This article was published in Australian Dictionary of Biography, Volume 16, (MUP), 2002
Herbert Stanley Skipper (1880-1962), solicitor and promoter of libraries, was born on 8 February 1880 in Adelaide, eldest of four children of Spencer John Skipper, a South Australian-born journalist, and his wife Emma Frances, née Cox, who came from England. John Skipper was his grandfather. Stanley was educated at Pulteney Street School, the Collegiate School of St Peter, and the University of Adelaide (LL.B., 1901) where he won three Stow prizes and the Stow medal. Admitted as a barrister and solicitor on 25 November 1901, he practised in Port Adelaide. On 28 September 1910 at St Clement's Church of England, Mosman, Sydney, he married Elizabeth Kathleen Beach Beach.
Appointed a lieutenant in the Militia on 1 January 1916, Skipper acted as a military prosecutor before joining the Australian Imperial Force as a private on 10 September 1917. He regained his commission on 14 August 1918 and performed staff duties in Britain and France after the Armistice. His A.I.F. appointment terminated in Adelaide on 30 December 1919. He served in the Militia as a legal officer from 1923 to 1940 and retired with the rank of lieutenant colonel.
Clubbable and public spirited, Skipper was a lifelong supporter and president (1922-25) of the Port Adelaide Football Club. He was also president of the local Commonwealth Club (1923-26) and of the Naval and Military Club (1944-46), and an active member of the Returned Sailors' and Soldiers' Imperial League of Australia. In 1948 he was elected to the Adelaide Club. Passionately interested in libraries, he was president (1911-12) of the Port Adelaide Institute. After moving to the city, he joined the North Adelaide Institute. In 1910 he had helped to form the Institutes Association of South Australia; he served on its council (1910-62) and as its president (1943-45). He sat on the board of the Public Library, Museum and Art Gallery of South Australia (1934-39) and on the Libraries Board of South Australia (1940-62).
In their 1935 report Ralph Munn and Ernest Pitt had described Australia's institute libraries as 'cemeteries of old and forgotten books'. They declared that a library service available only to subscribers was 'fundamentally wrong' and estimated that free libraries would reach at least 40 per cent of the population compared with the 5 per cent who used the institutes. (Sir) Archibald Grenfell Price's ensuing report (1937) broadly endorsed the Munn-Pitt recommendations for South Australia, but successive governments and a rearguard action by the Institutes Association preserved the status quo. From that quarter only Skipper saw the need for reform.
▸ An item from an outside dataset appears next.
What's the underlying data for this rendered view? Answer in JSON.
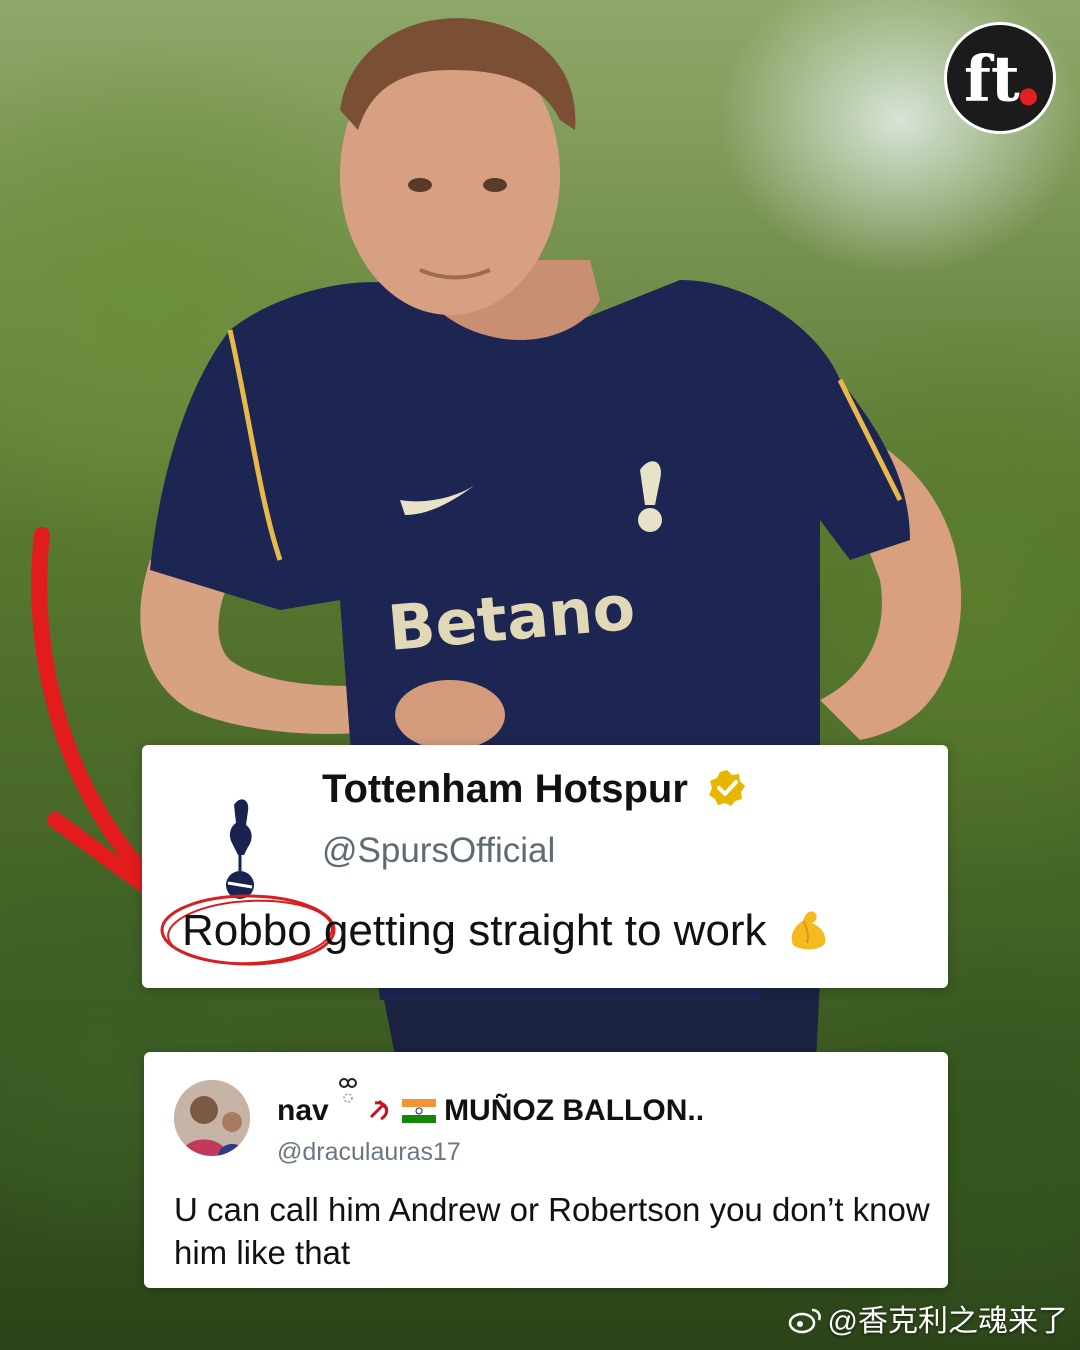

Although the Free Library Movement achieved its aims in New South Wales, Tasmania and Victoria in the 1940s, it failed in South Australia. From 1953 a frustrated Skipper mounted almost a one-man crusade. It culminated in 1955 when he persuaded Premier (Sir) Thomas Playford to take the State's libraries out of 'the hillbilly category' by supporting the Libraries (Subsidies) bill which allowed grants for buildings as well as books. South Australia's first free local library, opened at Elizabeth on 11 December 1957, was Skipper's monument.
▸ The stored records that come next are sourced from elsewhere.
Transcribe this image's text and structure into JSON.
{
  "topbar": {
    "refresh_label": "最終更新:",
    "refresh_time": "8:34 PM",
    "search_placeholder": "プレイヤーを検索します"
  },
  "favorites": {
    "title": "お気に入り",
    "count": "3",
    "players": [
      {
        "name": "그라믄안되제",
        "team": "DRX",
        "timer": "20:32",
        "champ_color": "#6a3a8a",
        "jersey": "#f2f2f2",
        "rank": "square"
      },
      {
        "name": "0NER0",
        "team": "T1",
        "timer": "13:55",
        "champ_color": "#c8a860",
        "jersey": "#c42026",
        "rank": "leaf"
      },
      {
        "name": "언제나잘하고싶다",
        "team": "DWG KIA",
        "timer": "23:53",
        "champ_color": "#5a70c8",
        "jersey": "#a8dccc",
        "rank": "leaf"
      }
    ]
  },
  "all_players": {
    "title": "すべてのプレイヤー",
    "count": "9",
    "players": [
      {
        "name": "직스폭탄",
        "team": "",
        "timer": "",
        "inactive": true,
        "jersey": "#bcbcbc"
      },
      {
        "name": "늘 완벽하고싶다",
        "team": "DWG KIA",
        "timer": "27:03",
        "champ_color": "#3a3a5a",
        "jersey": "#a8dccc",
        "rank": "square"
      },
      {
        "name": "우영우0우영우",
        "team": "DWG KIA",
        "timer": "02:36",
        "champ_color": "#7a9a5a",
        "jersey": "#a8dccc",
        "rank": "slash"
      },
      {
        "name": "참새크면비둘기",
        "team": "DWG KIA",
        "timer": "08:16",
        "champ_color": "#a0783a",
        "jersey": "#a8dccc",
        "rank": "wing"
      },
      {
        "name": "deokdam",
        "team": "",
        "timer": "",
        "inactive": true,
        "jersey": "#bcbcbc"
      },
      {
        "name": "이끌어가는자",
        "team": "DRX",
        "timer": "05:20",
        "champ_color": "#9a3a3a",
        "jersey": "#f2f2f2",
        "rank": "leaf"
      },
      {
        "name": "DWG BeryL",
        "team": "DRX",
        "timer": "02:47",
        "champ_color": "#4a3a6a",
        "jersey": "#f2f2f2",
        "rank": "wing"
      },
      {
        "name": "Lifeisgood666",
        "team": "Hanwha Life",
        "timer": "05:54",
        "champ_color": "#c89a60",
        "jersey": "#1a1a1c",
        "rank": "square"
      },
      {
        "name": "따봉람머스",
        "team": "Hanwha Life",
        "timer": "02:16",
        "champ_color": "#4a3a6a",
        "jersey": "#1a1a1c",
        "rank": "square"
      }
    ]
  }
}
Skipper was appointed C.B.E. in 1960. Survived by his wife and two of their three sons, he died on 27 January 1962 in North Adelaide and was cremated. His other son, Captain Justin Skipper, A.I.F., had been killed in action in Papua in 1942.
Carl Bridge, 'Skipper, Herbert Stanley (1880–1962)', Australian Dictionary of Biography, National Centre of Biography, Australian National University, http://adb.anu.edu.au/biography/skipper-herbert-stanley-11708/text20927, published in hardcopy 2002, accessed online 30 August 2014.
This article was first published in hardcopy in Australian Dictionary of Biography, Volume 16, (MUP), 2002